Status: This talk is in preparation - details may change
Status: This talk has been cancelled

The brain processes information in millions of neural circuits that operate in parallel or in an interleaved fashion. Neural circuits in turn process information by transmitting and computing signals at synapses. Neural circuit computations critically depend not only on the number and location of synapses between the neurons, but also on the properties of these synapses that can exhibit a wide range of reliability and plasticity. We hypothesize that the construction of neural circuits, mediated by formation of defined synapses, is based on a molecular logic which can serve to explain unitary principles by which the brain processes information. Moreover, we posit that the number, location, and properties of synapses are determined by interactions between pre- and postsynaptic recognition and signaling molecules, and we thus refer to the rules by which these molecules construct circuits as the molecular logic of neural circuits. Several cell-surface and signaling molecules contributing to the molecular logic of neural circuits have been characterized, most prominently presynaptic neurexin adhesion molecules and their various postsynaptic ligands, including neuroligins and cerebellins. Although neuropsychiatric disorders such as autism and schizophrenia are poorly understood, recent progress in human genetics, revolutionized by advances in sequencing technologies, have identified mutations in a large number of genes that predispose to autism and schizophrenia. No common theme unites the affected genes, but a subset of these genes encodes proteins that function at the synapse, including notably the neurexins. We thus further hypothesize that at least a subset of autism and schizophrenia syndromes are produced by specific impairments in the molecular logic of neural circuits, such that the input/output relations in particular circuits are shifted but not blocked, resulting in a skewed information processing capacity of the brain for a selected set of tasks. In support of this hypothesis, we observed that specific autism- and schizophrenia-associated gene mutations in neurexins and their ligands cause selective alterations in a subset of synapses and circuits that induce discrete specific behavioral abnormalities.
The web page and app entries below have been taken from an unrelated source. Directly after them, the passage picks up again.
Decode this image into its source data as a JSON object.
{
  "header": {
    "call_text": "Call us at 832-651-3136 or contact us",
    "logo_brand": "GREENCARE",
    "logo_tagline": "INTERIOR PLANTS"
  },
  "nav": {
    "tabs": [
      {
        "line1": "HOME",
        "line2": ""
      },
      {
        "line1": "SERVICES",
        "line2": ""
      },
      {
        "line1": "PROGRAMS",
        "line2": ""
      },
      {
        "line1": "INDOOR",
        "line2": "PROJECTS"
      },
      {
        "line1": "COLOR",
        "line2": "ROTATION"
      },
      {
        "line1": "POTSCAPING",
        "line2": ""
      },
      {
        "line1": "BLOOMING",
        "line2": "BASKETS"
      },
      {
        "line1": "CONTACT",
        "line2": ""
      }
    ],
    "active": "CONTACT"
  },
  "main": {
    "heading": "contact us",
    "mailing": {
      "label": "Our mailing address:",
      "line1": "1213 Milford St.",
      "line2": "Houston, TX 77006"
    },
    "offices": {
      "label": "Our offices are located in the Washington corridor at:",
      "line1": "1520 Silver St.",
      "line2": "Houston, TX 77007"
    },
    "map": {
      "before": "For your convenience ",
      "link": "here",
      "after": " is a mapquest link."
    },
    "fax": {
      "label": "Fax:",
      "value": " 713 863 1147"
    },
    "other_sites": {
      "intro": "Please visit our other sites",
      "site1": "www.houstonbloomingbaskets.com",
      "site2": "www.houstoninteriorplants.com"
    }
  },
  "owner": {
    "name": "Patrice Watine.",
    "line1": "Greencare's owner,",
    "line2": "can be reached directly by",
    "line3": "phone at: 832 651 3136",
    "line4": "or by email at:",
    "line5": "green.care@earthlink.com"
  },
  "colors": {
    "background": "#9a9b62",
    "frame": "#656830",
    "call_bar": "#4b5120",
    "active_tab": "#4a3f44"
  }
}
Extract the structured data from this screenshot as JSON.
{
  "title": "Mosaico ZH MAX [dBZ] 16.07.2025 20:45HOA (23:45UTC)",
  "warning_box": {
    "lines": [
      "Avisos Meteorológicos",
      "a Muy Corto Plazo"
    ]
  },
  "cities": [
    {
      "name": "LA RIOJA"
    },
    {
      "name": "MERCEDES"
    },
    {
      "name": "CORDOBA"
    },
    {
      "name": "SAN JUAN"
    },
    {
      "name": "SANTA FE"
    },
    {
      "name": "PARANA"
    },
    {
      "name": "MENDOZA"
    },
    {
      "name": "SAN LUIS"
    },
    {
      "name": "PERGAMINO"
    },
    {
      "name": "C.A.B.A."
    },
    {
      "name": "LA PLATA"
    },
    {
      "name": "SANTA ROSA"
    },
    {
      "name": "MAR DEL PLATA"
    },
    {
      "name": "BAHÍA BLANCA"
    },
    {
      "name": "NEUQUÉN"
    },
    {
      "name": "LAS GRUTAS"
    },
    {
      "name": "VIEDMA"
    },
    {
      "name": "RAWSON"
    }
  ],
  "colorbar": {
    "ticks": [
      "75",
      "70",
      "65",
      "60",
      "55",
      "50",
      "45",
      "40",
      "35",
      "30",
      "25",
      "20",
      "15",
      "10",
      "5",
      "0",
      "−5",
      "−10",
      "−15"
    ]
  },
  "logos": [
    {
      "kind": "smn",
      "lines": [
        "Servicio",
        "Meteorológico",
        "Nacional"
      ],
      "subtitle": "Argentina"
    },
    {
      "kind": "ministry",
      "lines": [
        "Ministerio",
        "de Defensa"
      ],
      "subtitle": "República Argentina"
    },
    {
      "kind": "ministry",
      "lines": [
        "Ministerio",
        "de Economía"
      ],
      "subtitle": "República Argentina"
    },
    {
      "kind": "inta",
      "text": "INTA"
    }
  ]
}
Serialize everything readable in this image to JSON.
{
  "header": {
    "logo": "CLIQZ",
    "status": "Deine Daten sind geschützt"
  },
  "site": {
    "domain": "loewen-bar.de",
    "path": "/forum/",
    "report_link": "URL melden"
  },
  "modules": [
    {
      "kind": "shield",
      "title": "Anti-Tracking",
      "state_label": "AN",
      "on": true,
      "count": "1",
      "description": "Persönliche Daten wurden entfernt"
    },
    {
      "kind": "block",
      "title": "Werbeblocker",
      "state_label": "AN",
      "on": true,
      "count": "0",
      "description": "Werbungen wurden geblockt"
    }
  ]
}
Although the analysis of the molecular logic of neural circuits and of its impairment in neuropsychiatric disorders is only beginning, the conceptual framework that we outlined above might allow a better understanding of how the brain processes information and of how such information processing becomes altered in autism and schizophrenia.